## What you are asked to do
An exact copy of all the data below is needed.

## Recorded information
________________

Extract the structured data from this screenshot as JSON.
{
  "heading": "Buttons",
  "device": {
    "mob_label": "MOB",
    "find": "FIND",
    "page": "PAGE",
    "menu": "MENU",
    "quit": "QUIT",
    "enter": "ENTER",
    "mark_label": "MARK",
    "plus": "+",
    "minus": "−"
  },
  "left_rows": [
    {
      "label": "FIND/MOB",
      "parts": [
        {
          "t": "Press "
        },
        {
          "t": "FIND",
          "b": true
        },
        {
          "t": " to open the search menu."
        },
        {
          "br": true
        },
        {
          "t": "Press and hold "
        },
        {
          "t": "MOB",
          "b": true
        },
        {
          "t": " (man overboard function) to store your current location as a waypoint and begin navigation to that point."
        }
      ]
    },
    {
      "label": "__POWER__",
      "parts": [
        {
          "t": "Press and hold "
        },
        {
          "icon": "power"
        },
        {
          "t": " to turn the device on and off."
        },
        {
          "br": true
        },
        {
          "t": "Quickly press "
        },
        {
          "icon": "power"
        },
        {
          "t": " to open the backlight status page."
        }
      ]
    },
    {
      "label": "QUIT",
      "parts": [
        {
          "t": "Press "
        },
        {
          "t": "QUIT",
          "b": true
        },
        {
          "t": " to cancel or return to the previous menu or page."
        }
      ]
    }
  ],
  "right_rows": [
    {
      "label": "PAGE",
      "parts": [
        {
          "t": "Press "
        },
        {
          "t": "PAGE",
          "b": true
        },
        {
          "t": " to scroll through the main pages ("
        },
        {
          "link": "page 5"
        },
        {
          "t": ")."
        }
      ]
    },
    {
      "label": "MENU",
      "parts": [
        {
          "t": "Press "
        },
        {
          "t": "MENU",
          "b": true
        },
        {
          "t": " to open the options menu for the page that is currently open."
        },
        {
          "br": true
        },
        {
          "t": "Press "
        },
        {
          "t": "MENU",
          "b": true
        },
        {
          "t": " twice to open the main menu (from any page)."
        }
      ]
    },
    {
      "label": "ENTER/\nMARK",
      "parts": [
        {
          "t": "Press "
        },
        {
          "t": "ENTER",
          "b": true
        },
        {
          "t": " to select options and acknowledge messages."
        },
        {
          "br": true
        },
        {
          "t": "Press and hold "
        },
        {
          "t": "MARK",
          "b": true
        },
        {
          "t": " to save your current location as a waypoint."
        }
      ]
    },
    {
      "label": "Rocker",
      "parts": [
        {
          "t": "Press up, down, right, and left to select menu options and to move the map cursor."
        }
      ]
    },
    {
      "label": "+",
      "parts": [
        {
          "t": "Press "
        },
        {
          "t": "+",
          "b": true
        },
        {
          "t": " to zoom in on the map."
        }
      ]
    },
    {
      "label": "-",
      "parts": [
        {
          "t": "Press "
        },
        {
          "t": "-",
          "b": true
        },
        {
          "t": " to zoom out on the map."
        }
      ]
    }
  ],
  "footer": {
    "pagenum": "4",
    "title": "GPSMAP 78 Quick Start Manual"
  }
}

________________

## Solution for this task
Extract the structured data from this screenshot as JSON.
{
  "heading": "Buttons",
  "device": {
    "mob_label": "MOB",
    "find": "FIND",
    "page": "PAGE",
    "menu": "MENU",
    "quit": "QUIT",
    "enter": "ENTER",
    "mark_label": "MARK",
    "plus": "+",
    "minus": "−"
  },
  "left_rows": [
    {
      "label": "FIND/MOB",
      "parts": [
        {
          "t": "Press "
        },
        {
          "t": "FIND",
          "b": true
        },
        {
          "t": " to open the search menu."
        },
        {
          "br": true
        },
        {
          "t": "Press and hold "
        },
        {
          "t": "MOB",
          "b": true
        },
        {
          "t": " (man overboard function) to store your current location as a waypoint and begin navigation to that point."
        }
      ]
    },
    {
      "label": "__POWER__",
      "parts": [
        {
          "t": "Press and hold "
        },
        {
          "icon": "power"
        },
        {
          "t": " to turn the device on and off."
        },
        {
          "br": true
        },
        {
          "t": "Quickly press "
        },
        {
          "icon": "power"
        },
        {
          "t": " to open the backlight status page."
        }
      ]
    },
    {
      "label": "QUIT",
      "parts": [
        {
          "t": "Press "
        },
        {
          "t": "QUIT",
          "b": true
        },
        {
          "t": " to cancel or return to the previous menu or page."
        }
      ]
    }
  ],
  "right_rows": [
    {
      "label": "PAGE",
      "parts": [
        {
          "t": "Press "
        },
        {
          "t": "PAGE",
          "b": true
        },
        {
          "t": " to scroll through the main pages ("
        },
        {
          "link": "page 5"
        },
        {
          "t": ")."
        }
      ]
    },
    {
      "label": "MENU",
      "parts": [
        {
          "t": "Press "
        },
        {
          "t": "MENU",
          "b": true
        },
        {
          "t": " to open the options menu for the page that is currently open."
        },
        {
          "br": true
        },
        {
          "t": "Press "
        },
        {
          "t": "MENU",
          "b": true
        },
        {
          "t": " twice to open the main menu (from any page)."
        }
      ]
    },
    {
      "label": "ENTER/\nMARK",
      "parts": [
        {
          "t": "Press "
        },
        {
          "t": "ENTER",
          "b": true
        },
        {
          "t": " to select options and acknowledge messages."
        },
        {
          "br": true
        },
        {
          "t": "Press and hold "
        },
        {
          "t": "MARK",
          "b": true
        },
        {
          "t": " to save your current location as a waypoint."
        }
      ]
    },
    {
      "label": "Rocker",
      "parts": [
        {
          "t": "Press up, down, right, and left to select menu options and to move the map cursor."
        }
      ]
    },
    {
      "label": "+",
      "parts": [
        {
          "t": "Press "
        },
        {
          "t": "+",
          "b": true
        },
        {
          "t": " to zoom in on the map."
        }
      ]
    },
    {
      "label": "-",
      "parts": [
        {
          "t": "Press "
        },
        {
          "t": "-",
          "b": true
        },
        {
          "t": " to zoom out on the map."
        }
      ]
    }
  ],
  "footer": {
    "pagenum": "4",
    "title": "GPSMAP 78 Quick Start Manual"
  }
}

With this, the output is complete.